Funding from Swim England has enabled Edinburgh Leisure’s Royal Commonwealth Pool to install ‘a Poolpod’, a submersible lift, creating inclusive swimming environments for people with long-term health conditions, disabilities and rehabilitation needs.
The London Marathon Charitable Trust (LMCT) provided a £750,000 grant in 2020 to allow Swim England and its partners, the Activity Alliance, Community Leisure UK and GLL – to enhance swimming provisions at selected venues across the UK. The Royal Commonwealth Pool in Edinburgh is the only Scottish recipient, out of 20 sites across the UK, to receive the funding.
With one in five people in our population disabled or living with a long-term health condition, ‘the Poolpod’ gives dignified and independent access to the water for swimmers.
Lynne Bauba, Manager at Edinburgh Leisure explained: “The Poolpod was installed just before the lockdown in March 2020, and with the reduced capacity in our pool when we reopened due to the pandemic, we haven’t been able to shout about the Poolpod until now.
“However, regular customers with long-term health conditions, disabilities and rehabilitation needs, have been delighted with this new facility.”
One such customer, Alison Malcolm, who became paralysed from the waist down aged 50, explains how she has benefitted from using the new Poolpod and why she loves swimming.
“When I got back in the pool for the first time, my body confidence was low, and I was concerned I wouldn’t float.
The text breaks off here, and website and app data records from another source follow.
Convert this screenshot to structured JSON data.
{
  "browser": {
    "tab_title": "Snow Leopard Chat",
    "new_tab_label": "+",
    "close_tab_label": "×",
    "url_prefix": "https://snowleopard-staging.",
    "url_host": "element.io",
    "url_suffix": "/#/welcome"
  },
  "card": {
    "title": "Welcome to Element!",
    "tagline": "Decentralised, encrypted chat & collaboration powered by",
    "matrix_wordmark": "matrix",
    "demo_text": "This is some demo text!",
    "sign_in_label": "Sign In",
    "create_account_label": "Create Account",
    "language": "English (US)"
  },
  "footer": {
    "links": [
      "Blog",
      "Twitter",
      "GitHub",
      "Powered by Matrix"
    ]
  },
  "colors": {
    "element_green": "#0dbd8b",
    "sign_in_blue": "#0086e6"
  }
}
It sounds daft but after five months in bed, it took a long time for my body to reset. However, the staff were great about encouraging me to swim. I’ve never met a member of staff who didn’t want to help.
“Swimming is one of the most accessible ways for people with disabilities to incorporate physical activity into their lives. One of the things I like most about it is that once you’re in the water, you’re the same as everyone else. It has been a great way for me to get active again and using the Poolpod to get in and out of the pool has made the whole experience more enjoyable.
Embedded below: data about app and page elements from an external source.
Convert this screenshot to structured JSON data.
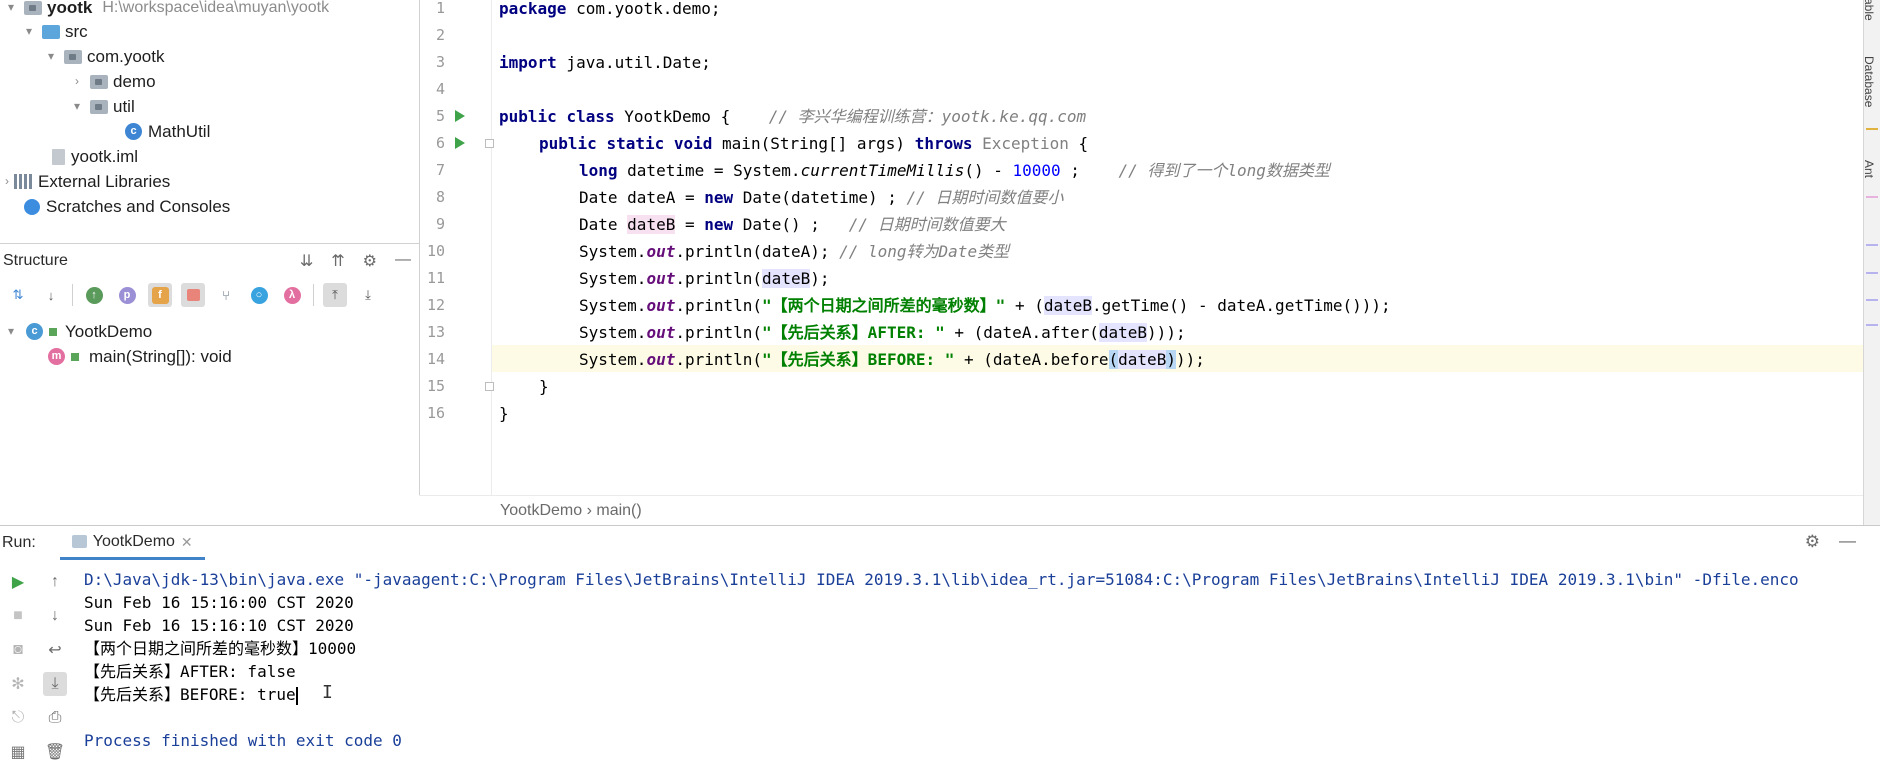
{
  "project": {
    "root_name": "yootk",
    "root_path": "H:\\workspace\\idea\\muyan\\yootk",
    "items": [
      {
        "label": "src"
      },
      {
        "label": "com.yootk"
      },
      {
        "label": "demo"
      },
      {
        "label": "util"
      },
      {
        "label": "MathUtil"
      },
      {
        "label": "yootk.iml"
      },
      {
        "label": "External Libraries"
      },
      {
        "label": "Scratches and Consoles"
      }
    ]
  },
  "structure": {
    "title": "Structure",
    "nodes": [
      {
        "label": "YootkDemo"
      },
      {
        "label": "main(String[]): void"
      }
    ],
    "icon_letters": [
      "p",
      "f",
      "λ"
    ]
  },
  "editor": {
    "line_numbers": [
      "1",
      "2",
      "3",
      "4",
      "5",
      "6",
      "7",
      "8",
      "9",
      "10",
      "11",
      "12",
      "13",
      "14",
      "15",
      "16"
    ],
    "lines": [
      {
        "k1": "package",
        "t1": " com.yootk.demo;"
      },
      {},
      {
        "k1": "import",
        "t1": " java.util.Date;"
      },
      {},
      {
        "k1": "public",
        "t1": " ",
        "k2": "class",
        "t2": " YootkDemo {    ",
        "cmt": "// 李兴华编程训练营：yootk.ke.qq.com"
      },
      {
        "k1": "public",
        "t1": " ",
        "k2": "static",
        "t2": " ",
        "k3": "void",
        "t3": " main(String[] args) ",
        "k4": "throws",
        "t4": " ",
        "gray": "Exception",
        "t5": " {"
      },
      {
        "k1": "long",
        "t1": " datetime = System.",
        "stat": "currentTimeMillis",
        "t2": "() - ",
        "num": "10000",
        "t3": " ;    ",
        "cmt": "// 得到了一个long数据类型"
      },
      {
        "t1": "Date dateA = ",
        "k1": "new",
        "t2": " Date(datetime) ; ",
        "cmt": "// 日期时间数值要小"
      },
      {
        "t1": "Date ",
        "hl": "dateB",
        "t2": " = ",
        "k1": "new",
        "t3": " Date() ;   ",
        "cmt": "// 日期时间数值要大"
      },
      {
        "t1": "System.",
        "fld": "out",
        "t2": ".println(dateA); ",
        "cmt": "// long转为Date类型"
      },
      {
        "t1": "System.",
        "fld": "out",
        "t2": ".println(",
        "hl": "dateB",
        "t3": ");"
      },
      {
        "t1": "System.",
        "fld": "out",
        "t2": ".println(",
        "str": "\"【两个日期之间所差的毫秒数】\"",
        "t3": " + (",
        "hl": "dateB",
        "t4": ".getTime() - dateA.getTime()));"
      },
      {
        "t1": "System.",
        "fld": "out",
        "t2": ".println(",
        "str": "\"【先后关系】AFTER: \"",
        "t3": " + (dateA.after(",
        "hl": "dateB",
        "t4": ")));"
      },
      {
        "t1": "System.",
        "fld": "out",
        "t2": ".println(",
        "str": "\"【先后关系】BEFORE: \"",
        "t3": " + (dateA.before",
        "br1": "(",
        "hl": "dateB",
        "br2": ")",
        "t4": "));"
      },
      {
        "t1": "}"
      },
      {
        "t1": "}"
      }
    ],
    "breadcrumb": [
      "YootkDemo",
      "main()"
    ]
  },
  "right_strip": {
    "tabs": [
      "Table",
      "Database",
      "Ant"
    ]
  },
  "run": {
    "label": "Run:",
    "tab": "YootkDemo",
    "console": [
      "D:\\Java\\jdk-13\\bin\\java.exe \"-javaagent:C:\\Program Files\\JetBrains\\IntelliJ IDEA 2019.3.1\\lib\\idea_rt.jar=51084:C:\\Program Files\\JetBrains\\IntelliJ IDEA 2019.3.1\\bin\" -Dfile.enco",
      "Sun Feb 16 15:16:00 CST 2020",
      "Sun Feb 16 15:16:10 CST 2020",
      "【两个日期之间所差的毫秒数】10000",
      "【先后关系】AFTER: false",
      "【先后关系】BEFORE: true",
      "",
      "Process finished with exit code 0"
    ]
  },
  "colors": {
    "keyword": "#000080",
    "string": "#008000",
    "number": "#0000ff",
    "comment": "#808080",
    "field": "#660e7a",
    "run_green": "#3fa34a",
    "current_line": "#fdfbe6"
  }
}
“Now I tend to swim 24 lengths at the Commie three mornings a week. I enjoy the 50m lengths because I can get in the zone and give myself a cardio workout without putting too much strain on my body.”
Edinburgh Leisure boasts 18 swimming pools across the city, including their stunning Victorian swimming baths and pools within the secondary schools. They offer a variety of pool-based activities to suit all abilities and while the Royal Commonwealth Pool is the only one to boast a Poolpod, most of them have hoists, which the leisure attendants are trained on, to assist people less able to access the pools.
Sir Rodney Walker, Chairperson of The London Marathon Charitable Trust, said: “The Trust funds work which challenges inequality of access to physical activity. We want to help create a society in which everyone is physically active, contributing to their health and wellbeing.
“We know that people who benefit most from aquatic activity – including disabled people, people with long-term health conditions, older people, people with mobility issues and pregnant women – often face the biggest barriers to accessing a swimming pool.”
This exciting initiative is making swimming pools across the UK more accessible and ensuring a more inclusive customer experience for all.
The substantial grant from the LMCT has boosted Swim England’s Water Wellbeing model, which aims to help leisure centres remove barriers to accessing the water.
Water Wellbeing’s ‘whole facility’ approach encourages centres to understand and improve the customer experience, through a wide range of resources available on the Swim England website..